- Isocarboxazid: Sold under the brand name Marplan, this MAOI can take 3 to 6 weeks before the full benefit is reached.
- Phenelzine: This drug—sold as Nardil—can take up to 4 weeks to fully work.
- Tranylcypromine: Also called Parnate, this drug can take up to 3 weeks to achieve its desired effects.
A different type of MAOI is explained on the next slide.
New MAOI: Selegiline
Selegiline is a newer type of MOAI. It works by selectively blocking MOA-B, which reduces the breakdown of dopamine and phenethylamine. This means there are no dietary restrictions. It is available in patch form under the brand names Atapryl, Carbex, Eldepryl, and Zelapar.
Besides depression, selegiline is prescribed for early-onset Parkinson’s disease and dementia.

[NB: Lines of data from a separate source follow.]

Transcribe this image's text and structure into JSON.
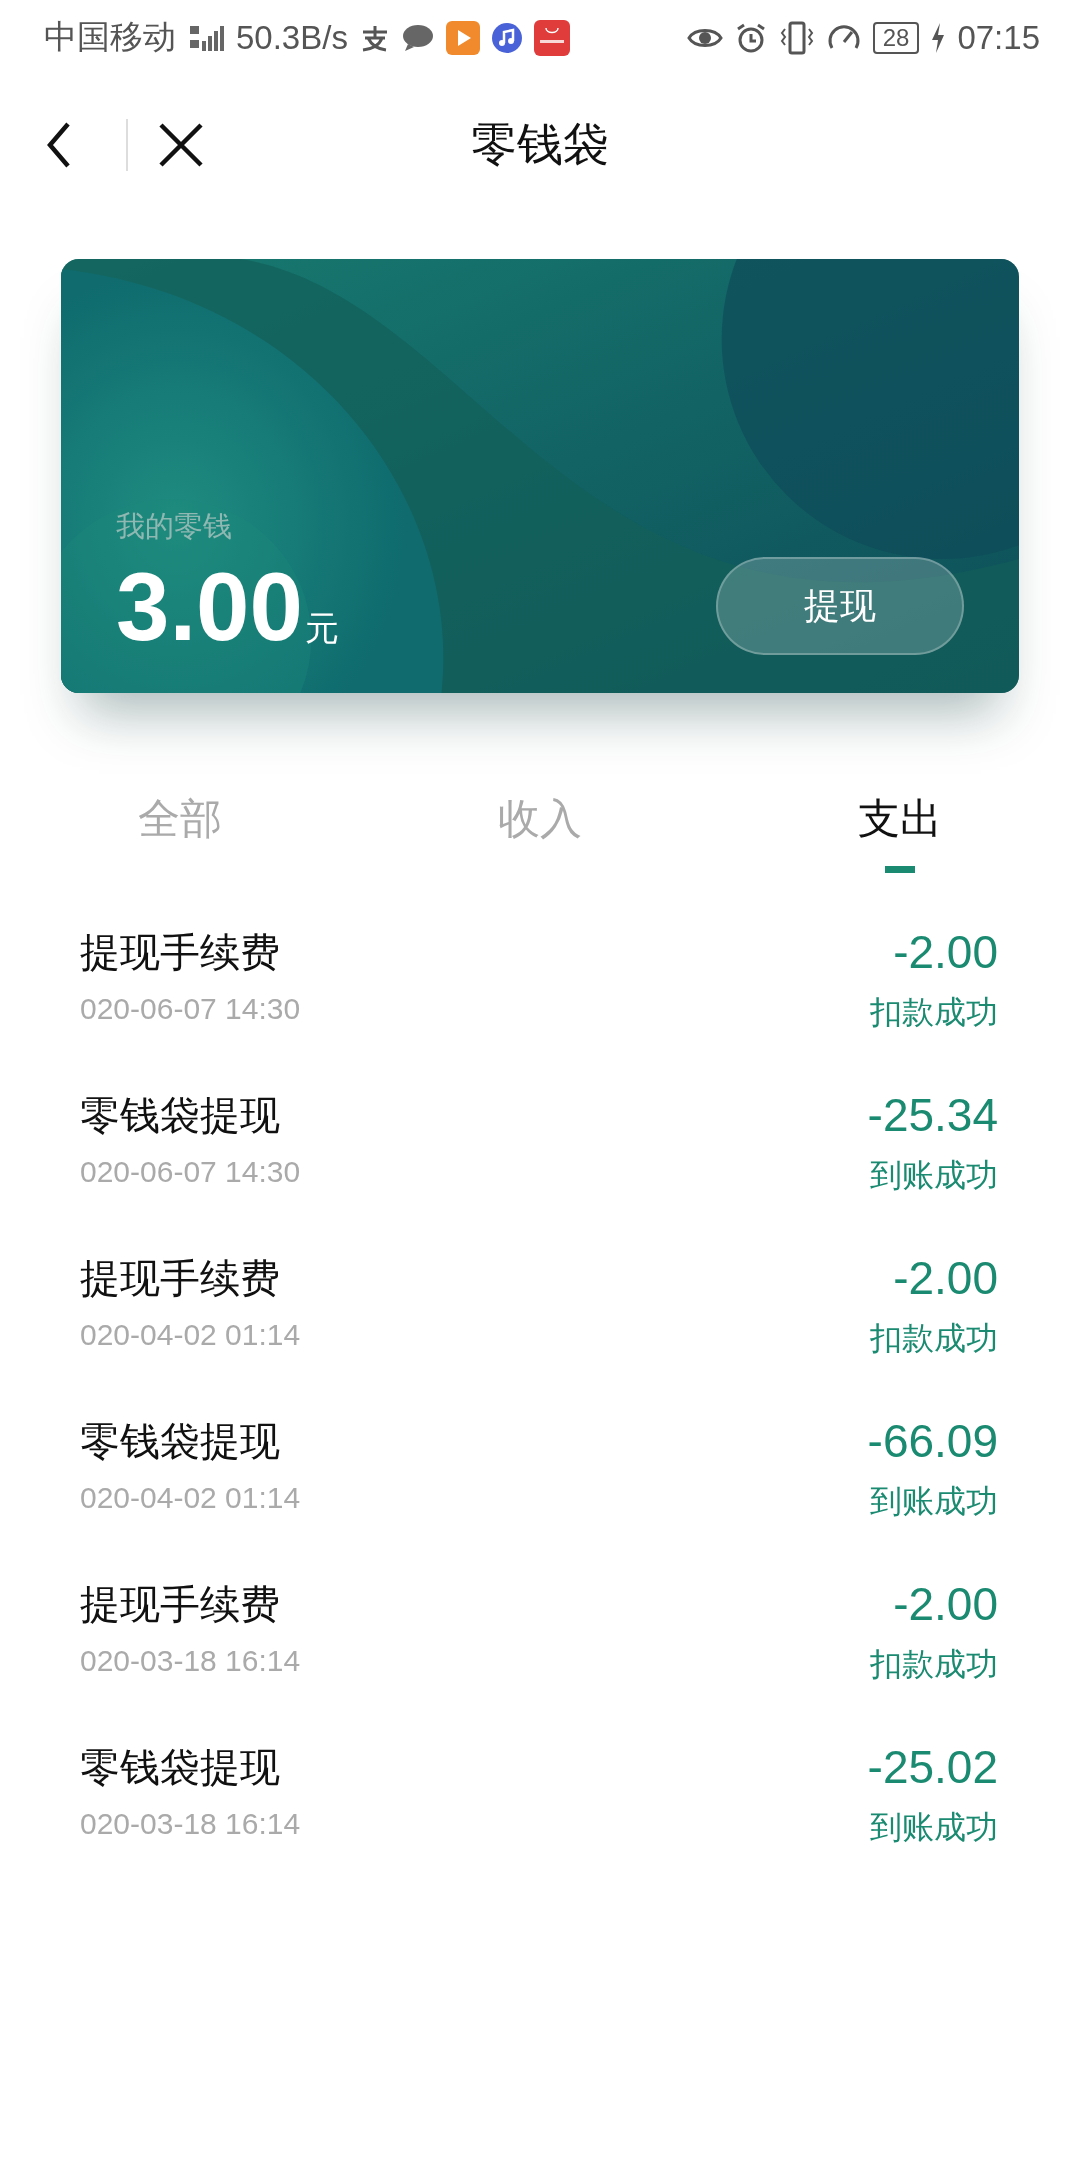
{
  "status_bar": {
    "carrier": "中国移动",
    "speed": "50.3B/s",
    "battery": "28",
    "time": "07:15"
  },
  "header": {
    "title": "零钱袋"
  },
  "balance_card": {
    "label": "我的零钱",
    "amount": "3.00",
    "unit": "元",
    "button": "提现"
  },
  "tabs": [
    {
      "label": "全部",
      "selected": false
    },
    {
      "label": "收入",
      "selected": false
    },
    {
      "label": "支出",
      "selected": true
    }
  ],
  "transactions": [
    {
      "title": "提现手续费",
      "date": "020-06-07 14:30",
      "amount": "-2.00",
      "status": "扣款成功"
    },
    {
      "title": "零钱袋提现",
      "date": "020-06-07 14:30",
      "amount": "-25.34",
      "status": "到账成功"
    },
    {
      "title": "提现手续费",
      "date": "020-04-02 01:14",
      "amount": "-2.00",
      "status": "扣款成功"
    },
    {
      "title": "零钱袋提现",
      "date": "020-04-02 01:14",
      "amount": "-66.09",
      "status": "到账成功"
    },
    {
      "title": "提现手续费",
      "date": "020-03-18 16:14",
      "amount": "-2.00",
      "status": "扣款成功"
    },
    {
      "title": "零钱袋提现",
      "date": "020-03-18 16:14",
      "amount": "-25.02",
      "status": "到账成功"
    }
  ]
}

MAOI Side Effects
MAOIs carry more side effects than other antidepressants, which is why they are often the last drug prescribed to treat depression. Some side effects of MAOIs include:
- muscle aches
- reduced libido
- erectile dysfunction
More side effects are listed on the next slide.
More MAOI Side Effects
Other side effects of MAOIs include:
- dry mouth
- high blood pressure
- tingling of the skin
- difficulty urinating
- weight gain
MAOIs & Suicide Risk
The FDA requires a warning on antidepressants that they may increase the risk of suicide in children and young adults. While MAOIs are rarely prescribed for children, all people beginning any kind of antidepressant therapy should be watched for changes in mood, mindset, or attitude when first beginning treatment. Successful antidepressant treatments should lower suicide risk by increasing mood. However, you should consult your doctor before you stop taking MAOIs or any other prescribed medication.
MAOIs are only one type of medication used to treat depression. Like most antidepressants, they may not be right for everyone and take weeks of use to reach their full effect. However, when used in combination with other therapies, they can be highly effective at combating depression symptoms. Talk to your doctor for more information to see if MAOI therapy suits your lifestyle.